- [Data listing]:
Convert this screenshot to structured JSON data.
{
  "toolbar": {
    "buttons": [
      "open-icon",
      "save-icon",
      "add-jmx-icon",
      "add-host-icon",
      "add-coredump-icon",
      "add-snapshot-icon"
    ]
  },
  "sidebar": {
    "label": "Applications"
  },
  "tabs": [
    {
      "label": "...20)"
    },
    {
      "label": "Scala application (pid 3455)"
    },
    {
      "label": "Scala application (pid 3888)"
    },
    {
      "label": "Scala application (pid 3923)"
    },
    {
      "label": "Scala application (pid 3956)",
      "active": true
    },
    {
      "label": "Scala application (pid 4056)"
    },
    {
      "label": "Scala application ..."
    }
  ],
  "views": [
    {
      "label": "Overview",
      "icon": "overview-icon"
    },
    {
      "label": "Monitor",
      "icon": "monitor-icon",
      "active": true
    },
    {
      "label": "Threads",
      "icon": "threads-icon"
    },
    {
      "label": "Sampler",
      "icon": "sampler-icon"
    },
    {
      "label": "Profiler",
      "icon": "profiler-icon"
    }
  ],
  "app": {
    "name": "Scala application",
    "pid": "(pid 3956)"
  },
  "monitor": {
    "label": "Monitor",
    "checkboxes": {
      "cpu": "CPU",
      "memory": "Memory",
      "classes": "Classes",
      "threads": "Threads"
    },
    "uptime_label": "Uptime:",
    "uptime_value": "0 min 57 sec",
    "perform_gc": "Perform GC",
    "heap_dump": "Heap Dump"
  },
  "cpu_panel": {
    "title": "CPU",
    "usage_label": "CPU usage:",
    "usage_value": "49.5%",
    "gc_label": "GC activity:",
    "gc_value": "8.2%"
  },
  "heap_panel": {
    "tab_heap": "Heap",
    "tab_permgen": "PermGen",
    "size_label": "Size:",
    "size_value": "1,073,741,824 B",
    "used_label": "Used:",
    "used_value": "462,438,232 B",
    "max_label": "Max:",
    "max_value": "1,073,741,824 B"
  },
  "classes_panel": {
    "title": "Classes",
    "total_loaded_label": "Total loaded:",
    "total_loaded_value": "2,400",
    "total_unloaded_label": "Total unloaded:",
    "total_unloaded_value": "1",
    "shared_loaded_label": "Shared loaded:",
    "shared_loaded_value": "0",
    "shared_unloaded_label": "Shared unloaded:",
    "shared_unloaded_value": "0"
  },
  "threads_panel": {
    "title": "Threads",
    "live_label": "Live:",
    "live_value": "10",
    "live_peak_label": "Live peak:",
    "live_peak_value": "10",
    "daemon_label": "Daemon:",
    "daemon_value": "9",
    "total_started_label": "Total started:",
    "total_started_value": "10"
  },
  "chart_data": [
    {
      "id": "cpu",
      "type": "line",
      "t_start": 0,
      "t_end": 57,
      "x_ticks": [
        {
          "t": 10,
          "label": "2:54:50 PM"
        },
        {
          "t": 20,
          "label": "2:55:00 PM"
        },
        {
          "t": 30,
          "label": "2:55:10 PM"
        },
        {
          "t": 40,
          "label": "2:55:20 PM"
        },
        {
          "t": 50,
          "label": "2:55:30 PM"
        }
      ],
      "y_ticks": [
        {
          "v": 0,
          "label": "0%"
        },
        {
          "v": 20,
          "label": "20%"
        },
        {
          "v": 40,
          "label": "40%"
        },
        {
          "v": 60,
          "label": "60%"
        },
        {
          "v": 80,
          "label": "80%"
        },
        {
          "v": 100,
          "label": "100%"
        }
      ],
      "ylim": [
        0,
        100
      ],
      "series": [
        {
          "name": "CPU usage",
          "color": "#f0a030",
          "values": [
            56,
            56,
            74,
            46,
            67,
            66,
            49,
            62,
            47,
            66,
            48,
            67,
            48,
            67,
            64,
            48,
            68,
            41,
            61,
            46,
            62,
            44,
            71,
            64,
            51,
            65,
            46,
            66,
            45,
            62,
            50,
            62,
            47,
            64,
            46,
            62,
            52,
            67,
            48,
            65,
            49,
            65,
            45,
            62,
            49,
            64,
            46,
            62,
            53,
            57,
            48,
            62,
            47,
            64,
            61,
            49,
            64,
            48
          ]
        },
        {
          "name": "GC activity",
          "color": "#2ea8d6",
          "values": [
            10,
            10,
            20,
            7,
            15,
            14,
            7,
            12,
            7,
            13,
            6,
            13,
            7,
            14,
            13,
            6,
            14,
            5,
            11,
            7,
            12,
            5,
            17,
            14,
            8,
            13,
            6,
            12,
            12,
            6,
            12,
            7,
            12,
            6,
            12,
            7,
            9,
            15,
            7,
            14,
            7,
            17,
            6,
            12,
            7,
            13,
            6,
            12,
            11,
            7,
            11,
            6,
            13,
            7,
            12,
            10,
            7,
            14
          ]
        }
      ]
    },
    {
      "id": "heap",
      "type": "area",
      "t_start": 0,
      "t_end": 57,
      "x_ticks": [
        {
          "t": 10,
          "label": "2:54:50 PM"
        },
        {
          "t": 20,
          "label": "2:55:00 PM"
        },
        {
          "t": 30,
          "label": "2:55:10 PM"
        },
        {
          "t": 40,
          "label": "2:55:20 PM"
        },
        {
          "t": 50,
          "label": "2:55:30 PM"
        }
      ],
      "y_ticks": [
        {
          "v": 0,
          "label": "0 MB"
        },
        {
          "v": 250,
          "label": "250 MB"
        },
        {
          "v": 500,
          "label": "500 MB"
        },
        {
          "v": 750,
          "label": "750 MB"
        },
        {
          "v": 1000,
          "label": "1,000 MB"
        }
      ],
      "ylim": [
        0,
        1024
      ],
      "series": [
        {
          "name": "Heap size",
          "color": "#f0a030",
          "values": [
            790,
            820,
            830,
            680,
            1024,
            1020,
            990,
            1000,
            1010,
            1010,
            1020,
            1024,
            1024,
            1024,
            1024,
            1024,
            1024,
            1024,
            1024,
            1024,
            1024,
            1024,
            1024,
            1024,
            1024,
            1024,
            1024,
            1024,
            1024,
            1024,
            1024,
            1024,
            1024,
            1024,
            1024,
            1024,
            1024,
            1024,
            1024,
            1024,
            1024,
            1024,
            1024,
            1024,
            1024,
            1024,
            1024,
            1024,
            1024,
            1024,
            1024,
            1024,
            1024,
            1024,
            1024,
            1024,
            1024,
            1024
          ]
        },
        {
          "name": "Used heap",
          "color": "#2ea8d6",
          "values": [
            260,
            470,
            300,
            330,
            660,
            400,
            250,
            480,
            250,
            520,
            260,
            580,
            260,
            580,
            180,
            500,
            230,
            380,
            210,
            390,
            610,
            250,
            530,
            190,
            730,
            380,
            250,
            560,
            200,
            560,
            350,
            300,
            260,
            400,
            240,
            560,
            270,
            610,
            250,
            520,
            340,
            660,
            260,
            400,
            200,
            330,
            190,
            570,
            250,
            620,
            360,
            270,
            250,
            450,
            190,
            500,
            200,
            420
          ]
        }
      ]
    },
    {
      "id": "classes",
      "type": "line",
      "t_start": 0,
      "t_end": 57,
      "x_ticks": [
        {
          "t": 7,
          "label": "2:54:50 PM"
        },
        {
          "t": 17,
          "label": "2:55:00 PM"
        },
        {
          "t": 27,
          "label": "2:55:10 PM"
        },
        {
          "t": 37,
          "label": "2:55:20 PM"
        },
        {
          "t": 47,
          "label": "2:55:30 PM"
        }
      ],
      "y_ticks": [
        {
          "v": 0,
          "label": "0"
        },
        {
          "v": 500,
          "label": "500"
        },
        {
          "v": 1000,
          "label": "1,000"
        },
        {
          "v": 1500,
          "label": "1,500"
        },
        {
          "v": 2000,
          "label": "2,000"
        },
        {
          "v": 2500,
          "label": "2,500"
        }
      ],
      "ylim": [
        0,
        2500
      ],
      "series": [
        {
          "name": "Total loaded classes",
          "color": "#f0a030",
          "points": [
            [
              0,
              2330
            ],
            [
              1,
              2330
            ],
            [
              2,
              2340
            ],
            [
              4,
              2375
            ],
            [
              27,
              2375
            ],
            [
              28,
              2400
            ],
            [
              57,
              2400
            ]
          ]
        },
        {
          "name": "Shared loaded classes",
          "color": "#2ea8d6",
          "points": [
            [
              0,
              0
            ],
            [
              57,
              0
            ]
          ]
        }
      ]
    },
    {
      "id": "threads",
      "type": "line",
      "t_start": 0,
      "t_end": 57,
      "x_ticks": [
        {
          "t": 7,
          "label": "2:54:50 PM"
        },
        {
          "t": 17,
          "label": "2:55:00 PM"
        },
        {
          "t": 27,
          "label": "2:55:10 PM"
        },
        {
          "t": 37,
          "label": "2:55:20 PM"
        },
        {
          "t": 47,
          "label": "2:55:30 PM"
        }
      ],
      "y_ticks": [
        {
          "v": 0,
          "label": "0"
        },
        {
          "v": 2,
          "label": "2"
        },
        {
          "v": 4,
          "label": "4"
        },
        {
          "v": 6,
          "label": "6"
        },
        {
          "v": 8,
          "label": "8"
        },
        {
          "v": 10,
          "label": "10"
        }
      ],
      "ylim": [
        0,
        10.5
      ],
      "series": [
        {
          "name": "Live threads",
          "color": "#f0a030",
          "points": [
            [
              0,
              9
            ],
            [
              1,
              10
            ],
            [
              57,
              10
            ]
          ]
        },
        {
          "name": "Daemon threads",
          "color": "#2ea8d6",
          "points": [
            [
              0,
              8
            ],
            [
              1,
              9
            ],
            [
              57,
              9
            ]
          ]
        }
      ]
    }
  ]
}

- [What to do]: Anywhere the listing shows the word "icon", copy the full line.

- [Expected output]:
      "open-icon",
      "save-icon",
      "add-jmx-icon",
      "add-host-icon",
      "add-coredump-icon",
      "add-snapshot-icon"
      "icon": "overview-icon"
      "icon": "monitor-icon",
      "icon": "threads-icon"
      "icon": "sampler-icon"
      "icon": "profiler-icon"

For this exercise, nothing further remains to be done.